**Work item**
What is needed here is an exact copy of all the data.

*** Opening Given records ***

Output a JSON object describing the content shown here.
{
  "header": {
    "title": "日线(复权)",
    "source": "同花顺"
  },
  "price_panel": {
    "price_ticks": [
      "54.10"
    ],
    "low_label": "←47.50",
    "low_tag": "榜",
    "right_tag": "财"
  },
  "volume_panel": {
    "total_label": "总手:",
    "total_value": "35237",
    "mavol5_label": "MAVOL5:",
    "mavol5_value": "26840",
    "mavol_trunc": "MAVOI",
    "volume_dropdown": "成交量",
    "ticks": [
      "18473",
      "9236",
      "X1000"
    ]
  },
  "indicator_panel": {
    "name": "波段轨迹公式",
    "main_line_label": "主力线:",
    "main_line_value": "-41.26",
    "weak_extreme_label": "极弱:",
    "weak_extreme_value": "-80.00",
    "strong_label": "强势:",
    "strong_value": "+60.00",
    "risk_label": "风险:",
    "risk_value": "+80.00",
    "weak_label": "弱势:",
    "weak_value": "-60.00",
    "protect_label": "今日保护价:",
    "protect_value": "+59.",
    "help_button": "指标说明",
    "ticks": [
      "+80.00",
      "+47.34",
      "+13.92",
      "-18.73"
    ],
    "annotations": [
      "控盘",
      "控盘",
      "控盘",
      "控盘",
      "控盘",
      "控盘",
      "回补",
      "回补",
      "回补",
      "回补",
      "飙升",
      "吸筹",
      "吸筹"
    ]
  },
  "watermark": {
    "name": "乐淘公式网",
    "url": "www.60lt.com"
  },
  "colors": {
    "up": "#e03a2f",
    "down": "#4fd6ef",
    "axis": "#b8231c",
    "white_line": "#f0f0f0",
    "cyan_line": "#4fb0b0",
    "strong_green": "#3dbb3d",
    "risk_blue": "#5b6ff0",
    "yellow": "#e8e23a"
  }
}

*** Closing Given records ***

**Answer to this exercise**
Output a JSON object describing the content shown here.
{
  "header": {
    "title": "日线(复权)",
    "source": "同花顺"
  },
  "price_panel": {
    "price_ticks": [
      "54.10"
    ],
    "low_label": "←47.50",
    "low_tag": "榜",
    "right_tag": "财"
  },
  "volume_panel": {
    "total_label": "总手:",
    "total_value": "35237",
    "mavol5_label": "MAVOL5:",
    "mavol5_value": "26840",
    "mavol_trunc": "MAVOI",
    "volume_dropdown": "成交量",
    "ticks": [
      "18473",
      "9236",
      "X1000"
    ]
  },
  "indicator_panel": {
    "name": "波段轨迹公式",
    "main_line_label": "主力线:",
    "main_line_value": "-41.26",
    "weak_extreme_label": "极弱:",
    "weak_extreme_value": "-80.00",
    "strong_label": "强势:",
    "strong_value": "+60.00",
    "risk_label": "风险:",
    "risk_value": "+80.00",
    "weak_label": "弱势:",
    "weak_value": "-60.00",
    "protect_label": "今日保护价:",
    "protect_value": "+59.",
    "help_button": "指标说明",
    "ticks": [
      "+80.00",
      "+47.34",
      "+13.92",
      "-18.73"
    ],
    "annotations": [
      "控盘",
      "控盘",
      "控盘",
      "控盘",
      "控盘",
      "控盘",
      "回补",
      "回补",
      "回补",
      "回补",
      "飙升",
      "吸筹",
      "吸筹"
    ]
  },
  "watermark": {
    "name": "乐淘公式网",
    "url": "www.60lt.com"
  },
  "colors": {
    "up": "#e03a2f",
    "down": "#4fd6ef",
    "axis": "#b8231c",
    "white_line": "#f0f0f0",
    "cyan_line": "#4fb0b0",
    "strong_green": "#3dbb3d",
    "risk_blue": "#5b6ff0",
    "yellow": "#e8e23a"
  }
}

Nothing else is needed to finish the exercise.